Report #6 Organised abuse the Islington evidence. Section on Gisburne House
Islington Gazette 3.11.17 Survivors accounts about Gisburne. How Gisburne House in Watford may hold key to abuse Inquiry … ‘superintendent Geoffrey Wylde-Jones allegedly led a military style regime where children were regularly manhandled’ ‘ I was really terrified. I felt I had no power there: no one cared’ ‘Wylde Jones was never prosecuted’ ‘Extreme neglect was the norm, children in a highly sexualised environment..’
1977 World in Action programme – Wylde Jones featured speaking about the ‘pioneering’ work of Gisburne House with young offenders – but Gisburne was a childrens home not a secure unit and also very young disabled children lived there as well as young teenage girls with their babies. The reasons and rationale for admission of a child to this home are unclear.
Survivor’s remember the Gisburne song – here is part of it;
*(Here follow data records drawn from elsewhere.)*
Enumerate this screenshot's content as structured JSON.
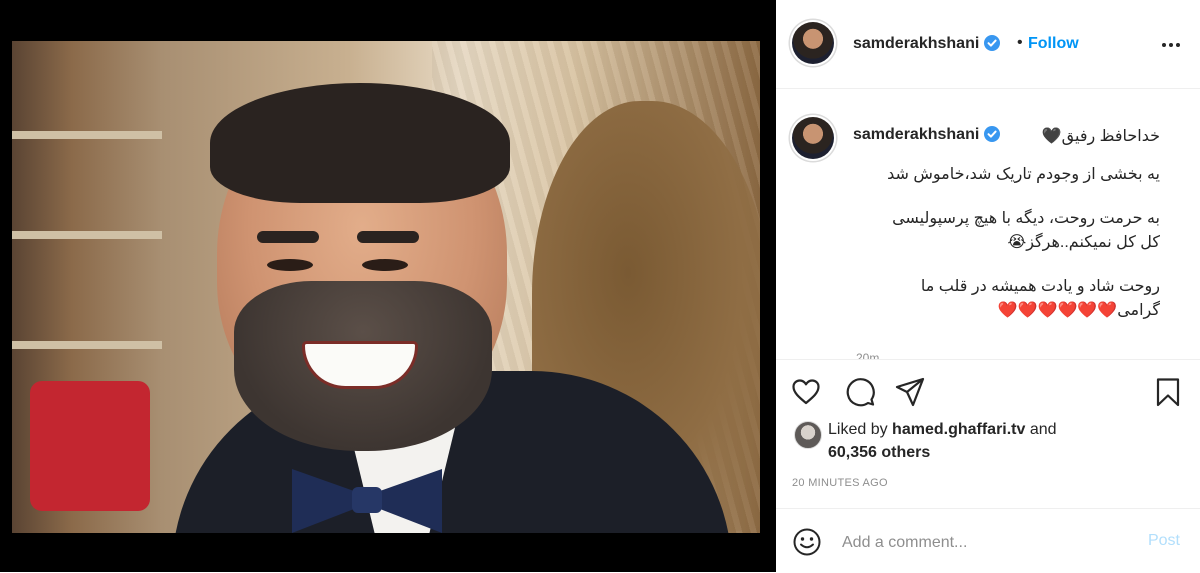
{
  "post": {
    "username": "samderakhshani",
    "follow_label": "Follow",
    "header_separator": "•"
  },
  "caption": {
    "username": "samderakhshani",
    "lines": [
      "خداحافظ رفیق🖤",
      "یه بخشی از وجودم تاریک شد،خاموش شد",
      "",
      "به حرمت روحت، دیگه با هیچ پرسپولیسی",
      "کل کل نمیکنم..هرگز😭",
      "",
      "روحت شاد و یادت همیشه در قلب ما",
      "گرامی❤️❤️❤️❤️❤️❤️"
    ],
    "time_peek": "20m"
  },
  "actions": {
    "icons": [
      "heart-icon",
      "comment-icon",
      "share-icon",
      "bookmark-icon"
    ]
  },
  "likes": {
    "prefix": "Liked by",
    "liker": "hamed.ghaffari.tv",
    "conjunction": "and",
    "others": "60,356 others"
  },
  "posted_time": "20 MINUTES AGO",
  "comment": {
    "placeholder": "Add a comment...",
    "post_label": "Post"
  },
  "colors": {
    "accent": "#0095f6",
    "post_disabled": "#b2dffc",
    "text": "#262626",
    "muted": "#8e8e8e",
    "verified": "#3897f0"
  }
}
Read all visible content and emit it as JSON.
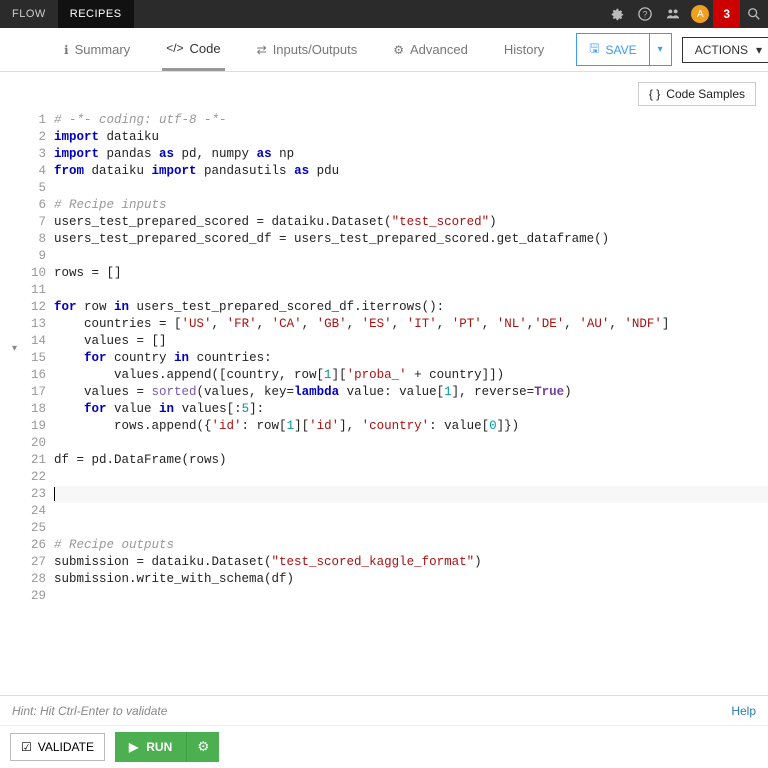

Come to Gisburne Come to Gisburne It’s a place of misery There’s a notice in the doorway Saying ‘ Welcome it’s a treat’. Take no notice Take no notice It’s a load of bloody lies If it wasn’t for Jonesey It would be a paradise Build a bomfire Build a bomfire Put Jonesey on the top Put the rest of them in the middle And burn the bloody lot!